> [Source data]:

********

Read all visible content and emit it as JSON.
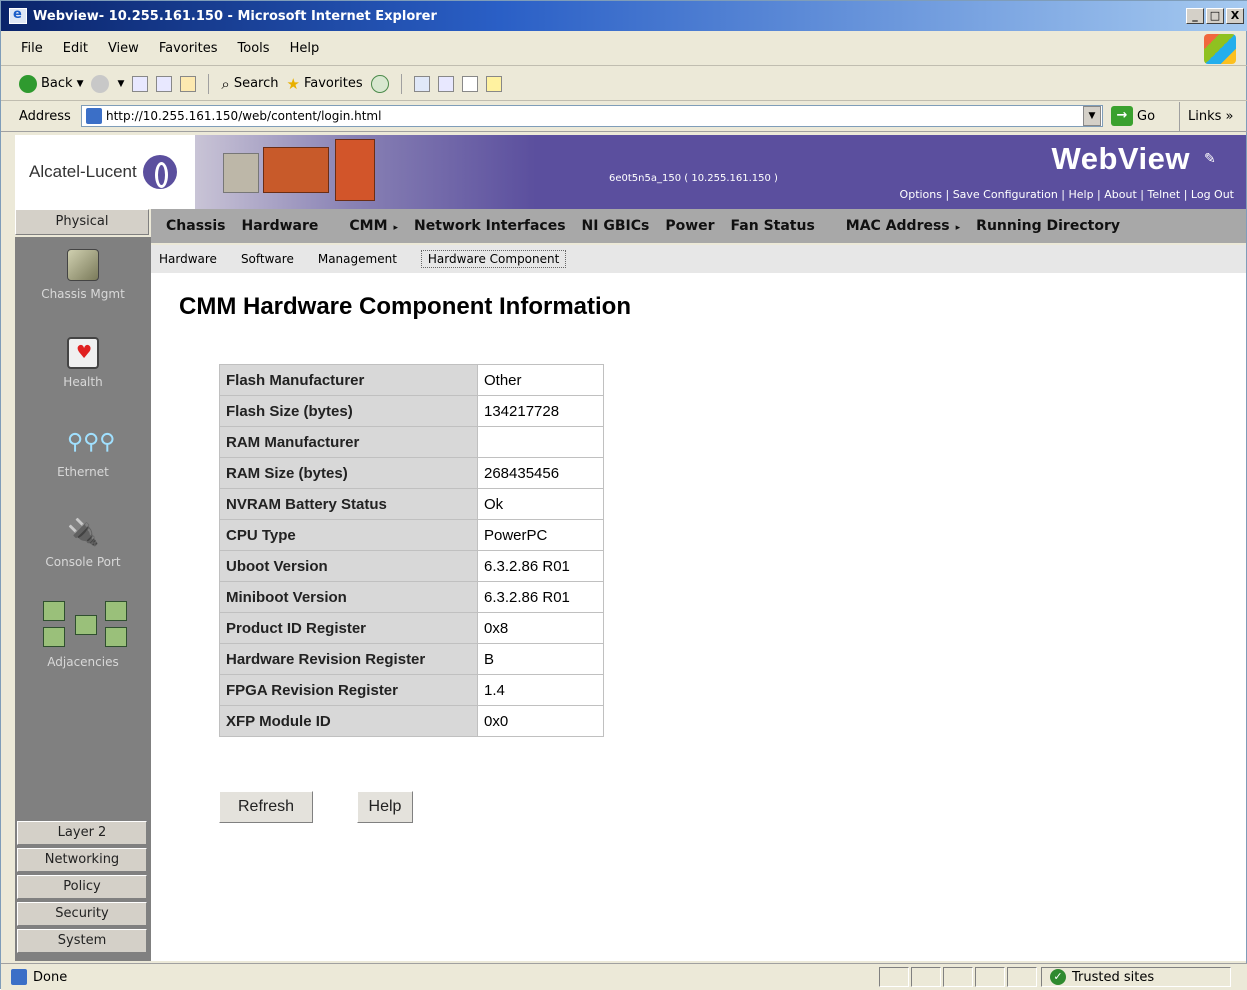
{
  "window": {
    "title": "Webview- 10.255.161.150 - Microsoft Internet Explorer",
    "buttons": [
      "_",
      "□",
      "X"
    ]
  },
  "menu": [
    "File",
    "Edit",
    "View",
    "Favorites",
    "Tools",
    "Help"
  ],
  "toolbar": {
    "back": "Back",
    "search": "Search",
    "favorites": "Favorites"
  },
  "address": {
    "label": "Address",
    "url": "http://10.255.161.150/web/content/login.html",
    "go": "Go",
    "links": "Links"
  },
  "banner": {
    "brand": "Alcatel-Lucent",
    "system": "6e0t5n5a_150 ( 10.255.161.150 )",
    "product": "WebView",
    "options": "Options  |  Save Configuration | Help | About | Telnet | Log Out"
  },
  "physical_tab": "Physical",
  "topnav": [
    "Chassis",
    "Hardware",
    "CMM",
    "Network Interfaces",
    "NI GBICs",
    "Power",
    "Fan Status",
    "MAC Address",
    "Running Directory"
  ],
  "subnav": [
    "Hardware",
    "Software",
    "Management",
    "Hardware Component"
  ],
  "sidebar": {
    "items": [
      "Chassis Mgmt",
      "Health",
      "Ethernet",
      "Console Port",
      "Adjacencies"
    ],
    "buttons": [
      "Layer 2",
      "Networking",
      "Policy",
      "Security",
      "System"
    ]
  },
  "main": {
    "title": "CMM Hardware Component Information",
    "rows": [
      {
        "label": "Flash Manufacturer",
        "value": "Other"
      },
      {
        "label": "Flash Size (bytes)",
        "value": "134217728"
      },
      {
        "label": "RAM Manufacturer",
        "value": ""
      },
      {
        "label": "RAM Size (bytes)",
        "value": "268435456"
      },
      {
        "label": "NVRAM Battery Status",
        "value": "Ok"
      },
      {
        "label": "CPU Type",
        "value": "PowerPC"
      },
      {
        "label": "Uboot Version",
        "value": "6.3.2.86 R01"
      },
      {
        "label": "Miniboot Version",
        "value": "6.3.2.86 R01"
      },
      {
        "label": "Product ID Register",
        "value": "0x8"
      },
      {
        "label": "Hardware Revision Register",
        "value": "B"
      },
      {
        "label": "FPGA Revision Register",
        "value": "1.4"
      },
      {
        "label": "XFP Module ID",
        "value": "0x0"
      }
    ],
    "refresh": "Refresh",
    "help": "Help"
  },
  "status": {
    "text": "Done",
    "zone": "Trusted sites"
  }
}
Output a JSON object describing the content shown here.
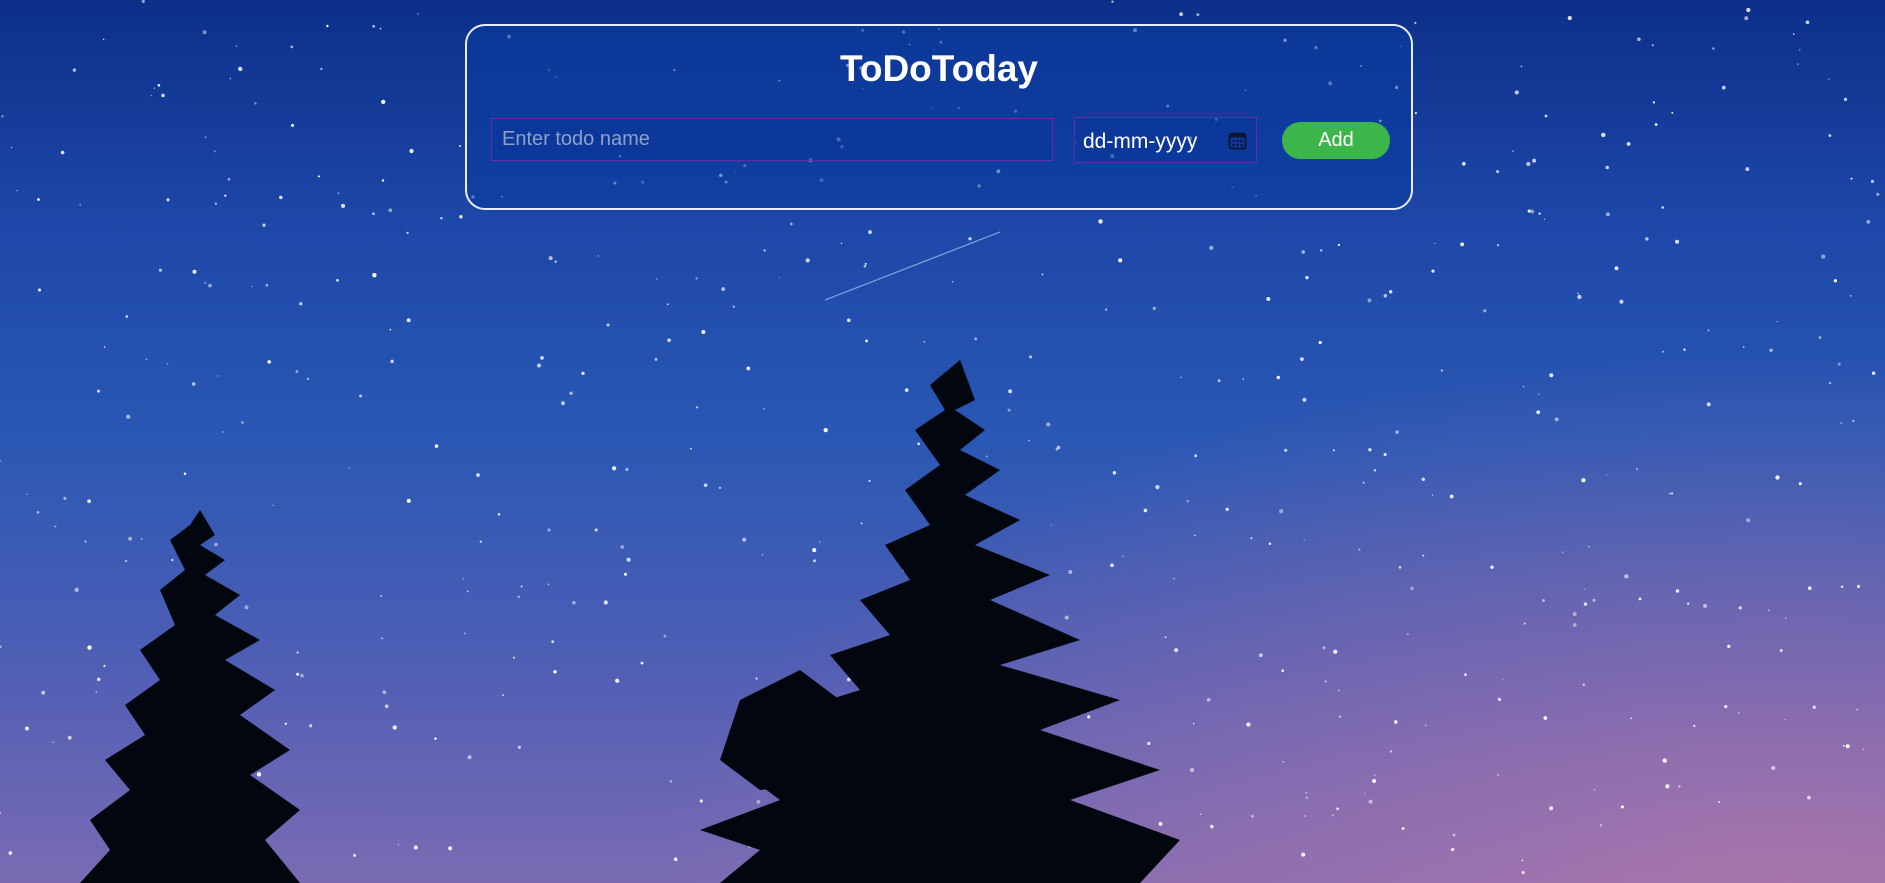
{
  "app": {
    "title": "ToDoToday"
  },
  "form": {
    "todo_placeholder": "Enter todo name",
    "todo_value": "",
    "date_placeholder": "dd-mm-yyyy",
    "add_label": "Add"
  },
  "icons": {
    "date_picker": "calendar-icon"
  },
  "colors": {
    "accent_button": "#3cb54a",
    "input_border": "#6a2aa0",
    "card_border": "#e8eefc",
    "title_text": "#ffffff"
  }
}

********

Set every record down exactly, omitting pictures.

> [Answer to the exercise]:
Read all visible content and emit it as JSON.
{
  "window": {
    "title": "Webview- 10.255.161.150 - Microsoft Internet Explorer",
    "buttons": [
      "_",
      "□",
      "X"
    ]
  },
  "menu": [
    "File",
    "Edit",
    "View",
    "Favorites",
    "Tools",
    "Help"
  ],
  "toolbar": {
    "back": "Back",
    "search": "Search",
    "favorites": "Favorites"
  },
  "address": {
    "label": "Address",
    "url": "http://10.255.161.150/web/content/login.html",
    "go": "Go",
    "links": "Links"
  },
  "banner": {
    "brand": "Alcatel-Lucent",
    "system": "6e0t5n5a_150 ( 10.255.161.150 )",
    "product": "WebView",
    "options": "Options  |  Save Configuration | Help | About | Telnet | Log Out"
  },
  "physical_tab": "Physical",
  "topnav": [
    "Chassis",
    "Hardware",
    "CMM",
    "Network Interfaces",
    "NI GBICs",
    "Power",
    "Fan Status",
    "MAC Address",
    "Running Directory"
  ],
  "subnav": [
    "Hardware",
    "Software",
    "Management",
    "Hardware Component"
  ],
  "sidebar": {
    "items": [
      "Chassis Mgmt",
      "Health",
      "Ethernet",
      "Console Port",
      "Adjacencies"
    ],
    "buttons": [
      "Layer 2",
      "Networking",
      "Policy",
      "Security",
      "System"
    ]
  },
  "main": {
    "title": "CMM Hardware Component Information",
    "rows": [
      {
        "label": "Flash Manufacturer",
        "value": "Other"
      },
      {
        "label": "Flash Size (bytes)",
        "value": "134217728"
      },
      {
        "label": "RAM Manufacturer",
        "value": ""
      },
      {
        "label": "RAM Size (bytes)",
        "value": "268435456"
      },
      {
        "label": "NVRAM Battery Status",
        "value": "Ok"
      },
      {
        "label": "CPU Type",
        "value": "PowerPC"
      },
      {
        "label": "Uboot Version",
        "value": "6.3.2.86 R01"
      },
      {
        "label": "Miniboot Version",
        "value": "6.3.2.86 R01"
      },
      {
        "label": "Product ID Register",
        "value": "0x8"
      },
      {
        "label": "Hardware Revision Register",
        "value": "B"
      },
      {
        "label": "FPGA Revision Register",
        "value": "1.4"
      },
      {
        "label": "XFP Module ID",
        "value": "0x0"
      }
    ],
    "refresh": "Refresh",
    "help": "Help"
  },
  "status": {
    "text": "Done",
    "zone": "Trusted sites"
  }
}
Output a JSON object describing the content shown here.
{
  "app": {
    "title": "ToDoToday"
  },
  "form": {
    "todo_placeholder": "Enter todo name",
    "todo_value": "",
    "date_placeholder": "dd-mm-yyyy",
    "add_label": "Add"
  },
  "icons": {
    "date_picker": "calendar-icon"
  },
  "colors": {
    "accent_button": "#3cb54a",
    "input_border": "#6a2aa0",
    "card_border": "#e8eefc",
    "title_text": "#ffffff"
  }
}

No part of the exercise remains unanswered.